"Contrary to other industries, supply chain’s mission-criticality during the COVID-19 pandemic has meant that many sectors did not reduce their workforce, but rather continued to hire and even faced talent shortages, especially in the product supply chains," she said. "This resulted in many women not only standing their ground in supply chain organisations but increasing their representation in organisations. We also recorded a record number of specific commitments and supply chain-led actions and saw existing programs starting to pay off."
Supply chain still lacks women in executive leadership
But the elephant in the boardroom remains. Though the figures present a positive step towards greater diversity and gender equality at all levels, the number of women in executive level positions declined by two per cent in the past year. Women represent just 15% of the upper echelons of supply chain leadership. Gartner did however record a rise in women at all other levels of leadership.
The vast majority (84%) of organisations surveyed said the outbreak had no discernible impact on their ability to retain and advance women. But more than half (54%) admitted that retaining mid-career women was becoming increasingly difficult. A lack of career opportunities was cited as the biggest challenge to this, while other blamed a lack of development opportunities.
Despite these challenges, companies of all sizes are becoming broadly better at gender diversity. Around a third more said they had a targeted initiative focused on attracting women and advancing their careers.
Stiffler said a push towards measurable and formal initiatives is at least pointing in the right direction: “It's encouraging to see that the larger share of this jump was for more formal targets and specific goals on management scorecards.

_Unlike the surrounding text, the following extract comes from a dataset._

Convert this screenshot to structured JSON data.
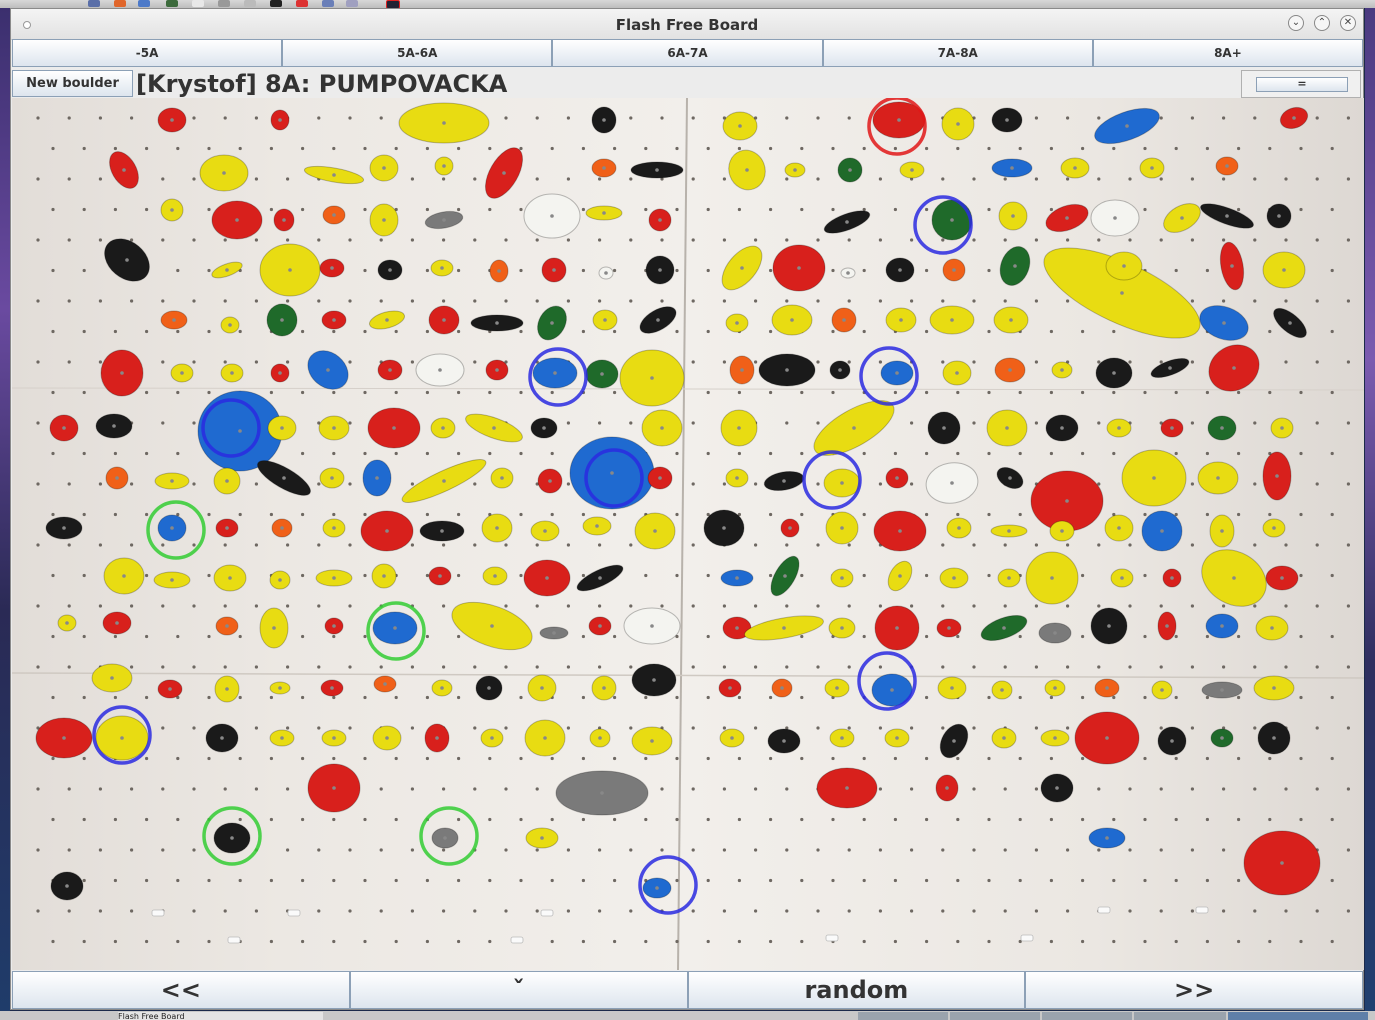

For these respondents, there is greater accountability for results — and we see the correlation with stronger representation and inclusion showing up in pipelines.”